In 2008, the Western Australian Government resolved that a new hydrocarbon processing precinct should be developed to derive maximum benefit from substantial gas discoveries off the Pilbara coast near Onslow.

Located 12 kilometres south-west of the town of Onslow, the Ashburton North Strategic Industrial Area (ANSIA) is being established as a multi-use precinct to deliver on that commitment.

The ANSIA land use plan includes three larger sites for major gas processing proponents, secondary processing sites, areas for general support industries and supply base operations, a port with common user facilities to be managed by the Pilbara Ports Authority and common user access and infrastructure corridors.

There are two major hydrocarbon projects in the ANSIA; the Wheatstone and Macedon projects, developed and operated by Chevron and BHP Billiton respectively. Construction of the Wheatstone project is underway, while the Macedon domestic gas project has been operating since September 2013.

Two Multi-User Infrastructure Corridors are also planned for the ANSIA to accommodate the various requirements for transportation of products and transmission of utilities. The corridors will also provide access to the Port of Ashburton and connectivity between industries for joint or shared operations.
 
Alignments and land uses along the eastern corridor have been developed and contain:

  • the primary road artery through the ANSIA to the port past the Wheatstone and Macedon sites;
  •  general industrial areas; and
  • workforce accommodation areas.

A planned western corridor will provide an alternative connection through the Strategic Industry Area to the port.

The department is the lead agency for the Ashburton North project. Its primary roles are to negotiate relevant agreements between the State and major project proponents, coordinate land use and planning, land acquisition and tenure processes, and infrastructure provision.

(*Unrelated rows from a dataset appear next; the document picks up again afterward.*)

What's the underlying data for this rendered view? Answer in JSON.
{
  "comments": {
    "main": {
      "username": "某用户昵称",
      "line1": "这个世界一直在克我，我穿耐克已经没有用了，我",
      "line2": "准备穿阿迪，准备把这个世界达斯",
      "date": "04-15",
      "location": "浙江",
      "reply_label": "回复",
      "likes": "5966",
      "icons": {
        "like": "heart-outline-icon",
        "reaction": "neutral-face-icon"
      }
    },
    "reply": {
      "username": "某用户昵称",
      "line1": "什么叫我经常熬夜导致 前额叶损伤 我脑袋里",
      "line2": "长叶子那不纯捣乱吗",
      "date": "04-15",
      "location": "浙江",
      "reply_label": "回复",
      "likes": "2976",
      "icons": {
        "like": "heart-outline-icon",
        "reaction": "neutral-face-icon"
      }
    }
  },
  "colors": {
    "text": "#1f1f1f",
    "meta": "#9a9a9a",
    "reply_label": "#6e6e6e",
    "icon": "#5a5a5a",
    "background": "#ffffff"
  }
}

Planning and development for the ANSIA has involved extensive environmental, flora and fauna, and heritage studies that comply with Western Australia’s strict environmental regulations.